“This is the big one as far as November ballot measures,” North Dakota Watchdog Network Managing Director Dustin Gawrylow said.
It would allow lawmakers to veto voter-approved constitutional measures and send them back to the public for another vote in the next general election. Currently, any constitutional measure that gets the necessary signatures and is passed by voters on election day will amend the constitution.
Gawrylow is leading the opposition to the measure for the group Protect ND.
“To essentially veto the will of the people after the people have voted yes on a constitutional measure, the legislature is saying it knows better than the voters themselves,” Gawrylow said.
Co-sponsor of the measure Senator Dick Dever (R, Bismarck) says the opposite.
“This is not the legislature taking power from the people, this is the legislature putting it before the voters for the voters to consider whether or not these protections should be in place for the constitution,” Dever said.

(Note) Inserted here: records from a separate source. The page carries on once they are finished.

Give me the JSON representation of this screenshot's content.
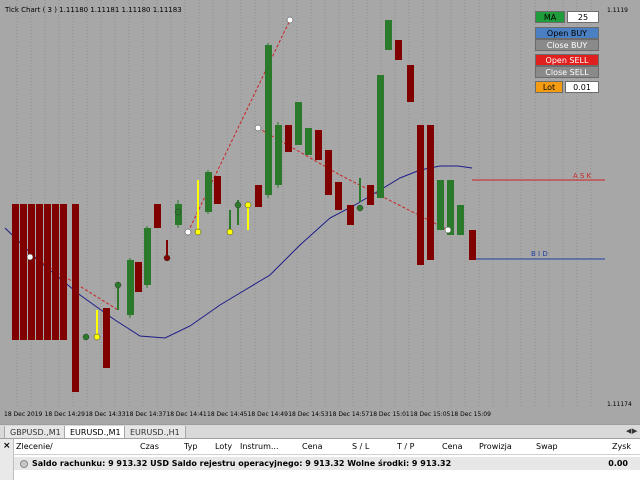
{
  "chart": {
    "title": "Tick Chart ( 3 ) 1.11180 1.11181 1.11180 1.11183",
    "price_top": "1.1119",
    "price_bottom": "1.11174",
    "ask_label": "A S K",
    "bid_label": "B I D",
    "time_labels": [
      "18 Dec 2019",
      "18 Dec 14:29",
      "18 Dec 14:33",
      "18 Dec 14:37",
      "18 Dec 14:41",
      "18 Dec 14:45",
      "18 Dec 14:49",
      "18 Dec 14:53",
      "18 Dec 14:57",
      "18 Dec 15:01",
      "18 Dec 15:05",
      "18 Dec 15:09"
    ],
    "colors": {
      "background": "#a7a7a7",
      "bull": "#2b7a2b",
      "bear": "#800000",
      "ma_line": "#1c1c8a",
      "ask_line": "#cc2222",
      "bid_line": "#1f3f9f",
      "dash_line": "#cc2222",
      "signal_yellow": "#ffff00"
    }
  },
  "panel": {
    "ma_label": "MA",
    "ma_value": "25",
    "open_buy": "Open BUY",
    "close_buy": "Close BUY",
    "open_sell": "Open SELL",
    "close_sell": "Close SELL",
    "lot_label": "Lot",
    "lot_value": "0.01"
  },
  "tabs": [
    {
      "label": "GBPUSD.,M1",
      "active": false
    },
    {
      "label": "EURUSD.,M1",
      "active": true
    },
    {
      "label": "EURUSD.,H1",
      "active": false
    }
  ],
  "terminal": {
    "columns": [
      "Zlecenie",
      "/",
      "Czas",
      "Typ",
      "Loty",
      "Instrum...",
      "Cena",
      "S / L",
      "T / P",
      "Cena",
      "Prowizja",
      "Swap",
      "Zysk"
    ],
    "summary": "Saldo rachunku: 9 913.32 USD  Saldo rejestru operacyjnego: 9 913.32  Wolne środki: 9 913.32",
    "profit": "0.00",
    "close_symbol": "×"
  }
}
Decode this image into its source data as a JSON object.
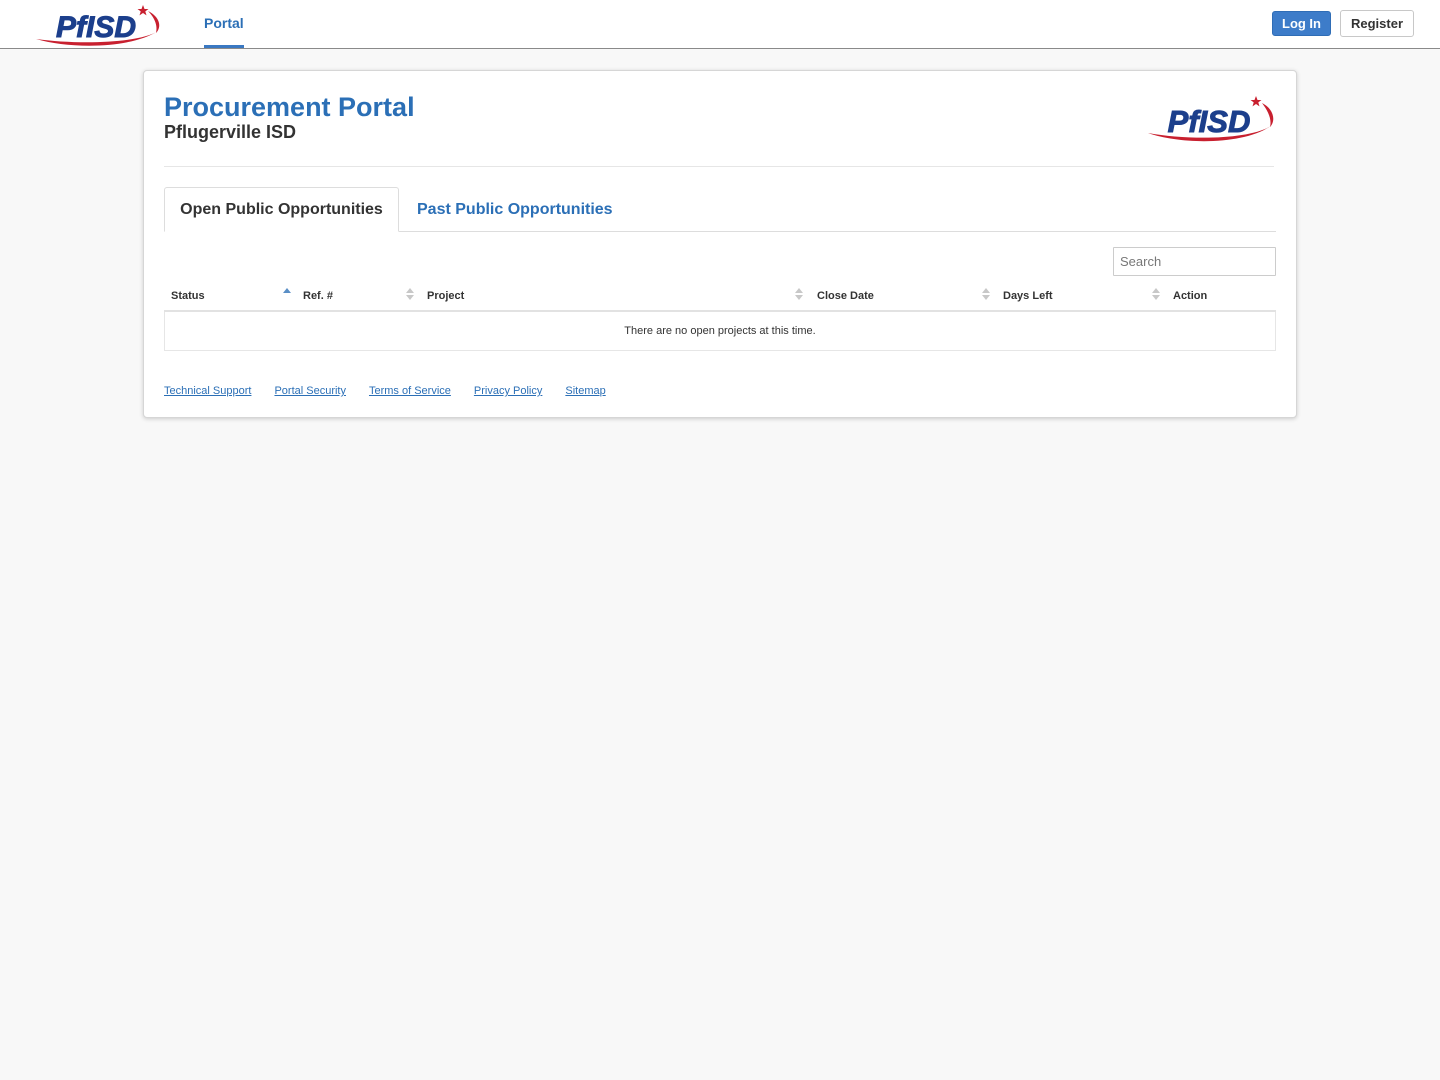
{
  "brand": {
    "logo_text": "PfISD",
    "primary_color": "#2b6fb6",
    "logo_red": "#c8202f",
    "logo_blue": "#1c3f8c"
  },
  "navbar": {
    "tab_label": "Portal",
    "login_label": "Log In",
    "register_label": "Register"
  },
  "header": {
    "title": "Procurement Portal",
    "subtitle": "Pflugerville ISD"
  },
  "tabs": [
    {
      "label": "Open Public Opportunities",
      "active": true
    },
    {
      "label": "Past Public Opportunities",
      "active": false
    }
  ],
  "search": {
    "placeholder": "Search",
    "value": ""
  },
  "table": {
    "columns": [
      {
        "label": "Status",
        "sort": "ascending"
      },
      {
        "label": "Ref. #",
        "sort": "none"
      },
      {
        "label": "Project",
        "sort": "none"
      },
      {
        "label": "Close Date",
        "sort": "none"
      },
      {
        "label": "Days Left",
        "sort": "none"
      },
      {
        "label": "Action",
        "sort": "none"
      }
    ],
    "empty_message": "There are no open projects at this time."
  },
  "footer": {
    "links": [
      "Technical Support",
      "Portal Security",
      "Terms of Service",
      "Privacy Policy",
      "Sitemap"
    ]
  }
}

He added that slowing the amending process would be a welcome change from the way he believes decisions are made today.
“Just on the mood of the moment. When some crisis happens, we have to change it,” Dever said. “We need to prevent that kind of mentality.”

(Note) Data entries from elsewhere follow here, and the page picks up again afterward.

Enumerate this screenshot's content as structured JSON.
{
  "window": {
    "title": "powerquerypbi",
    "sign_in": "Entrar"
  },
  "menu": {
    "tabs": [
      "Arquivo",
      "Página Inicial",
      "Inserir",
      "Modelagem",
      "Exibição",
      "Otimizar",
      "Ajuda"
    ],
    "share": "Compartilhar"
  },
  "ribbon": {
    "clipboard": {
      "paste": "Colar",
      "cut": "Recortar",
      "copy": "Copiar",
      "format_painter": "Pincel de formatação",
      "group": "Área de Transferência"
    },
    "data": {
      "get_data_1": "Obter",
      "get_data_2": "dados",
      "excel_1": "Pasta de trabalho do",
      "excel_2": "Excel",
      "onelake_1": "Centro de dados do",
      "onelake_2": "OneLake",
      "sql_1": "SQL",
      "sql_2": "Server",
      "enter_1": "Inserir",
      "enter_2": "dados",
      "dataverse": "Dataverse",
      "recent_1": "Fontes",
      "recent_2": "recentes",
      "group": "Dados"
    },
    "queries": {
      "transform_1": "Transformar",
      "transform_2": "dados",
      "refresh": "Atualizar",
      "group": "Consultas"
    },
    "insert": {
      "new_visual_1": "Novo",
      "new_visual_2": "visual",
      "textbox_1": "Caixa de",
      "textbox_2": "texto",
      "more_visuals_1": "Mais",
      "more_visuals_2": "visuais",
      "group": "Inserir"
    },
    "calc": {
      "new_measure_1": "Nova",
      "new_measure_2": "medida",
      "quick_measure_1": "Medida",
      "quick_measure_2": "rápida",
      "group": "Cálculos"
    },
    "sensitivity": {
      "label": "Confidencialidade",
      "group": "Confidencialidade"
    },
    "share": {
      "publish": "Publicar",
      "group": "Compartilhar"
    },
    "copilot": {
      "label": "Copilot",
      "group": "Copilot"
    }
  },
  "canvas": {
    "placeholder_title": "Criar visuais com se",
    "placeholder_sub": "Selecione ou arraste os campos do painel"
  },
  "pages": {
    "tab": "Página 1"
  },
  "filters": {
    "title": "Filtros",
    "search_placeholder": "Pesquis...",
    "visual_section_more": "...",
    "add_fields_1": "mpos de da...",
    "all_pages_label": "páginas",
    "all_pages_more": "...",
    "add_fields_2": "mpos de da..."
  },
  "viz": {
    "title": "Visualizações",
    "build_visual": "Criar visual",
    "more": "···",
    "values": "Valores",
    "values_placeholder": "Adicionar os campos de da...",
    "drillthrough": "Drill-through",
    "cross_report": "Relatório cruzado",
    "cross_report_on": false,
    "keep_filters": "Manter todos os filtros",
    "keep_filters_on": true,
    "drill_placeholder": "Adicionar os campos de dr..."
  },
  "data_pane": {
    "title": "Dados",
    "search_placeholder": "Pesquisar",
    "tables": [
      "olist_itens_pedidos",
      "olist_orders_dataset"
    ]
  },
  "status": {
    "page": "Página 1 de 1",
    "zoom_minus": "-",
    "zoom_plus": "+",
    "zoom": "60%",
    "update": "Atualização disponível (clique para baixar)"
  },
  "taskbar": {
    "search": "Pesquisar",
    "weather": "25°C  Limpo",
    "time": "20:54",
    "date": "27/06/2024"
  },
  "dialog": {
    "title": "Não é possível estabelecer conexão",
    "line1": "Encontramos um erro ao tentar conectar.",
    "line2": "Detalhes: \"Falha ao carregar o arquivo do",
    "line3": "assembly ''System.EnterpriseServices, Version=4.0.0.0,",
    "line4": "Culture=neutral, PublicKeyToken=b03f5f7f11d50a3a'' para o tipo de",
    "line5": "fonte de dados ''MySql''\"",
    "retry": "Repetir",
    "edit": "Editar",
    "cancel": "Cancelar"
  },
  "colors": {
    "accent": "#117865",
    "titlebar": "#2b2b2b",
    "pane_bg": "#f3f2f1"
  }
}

But Gawrylow says slowing down that process is costly.
“While the measure does also kick that no vote, if the legislature rejects the measure, back to the people 2 years later, we believe that this actually increases the amount of money that’s needed to pass these constitutional measures,” Gawrylow said.

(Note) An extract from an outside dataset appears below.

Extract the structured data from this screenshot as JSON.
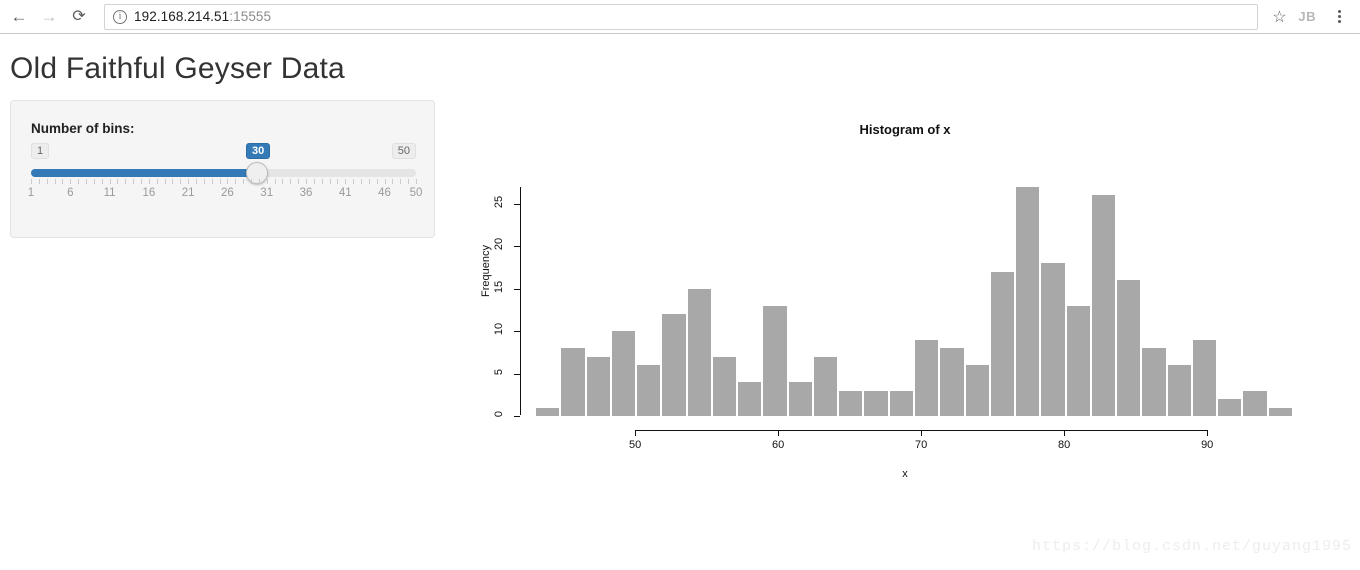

As many have opposed voter-initiated measures because of out-of-state funding, Gawrylow says this measure would not solve that problem like the sponsoring lawmakers say it will.
“If we had more control over the campaign finance side of the issue and could regulate the out-of-state money itself rather than making the process for initiated measures more difficult, it would actually address the issue,” Gawrylow said.
Dever says addressing campaign finance reform is difficult because of first amendment concerns, and he would rather see a more deliberative process in play, even if it takes longer.
“I think it provides transparency, it provides that opportunity for better informed votes,” Dever said.
The other ballot measure, which has not received the same attention, relates to the membership and meeting requirements of the state board of higher education.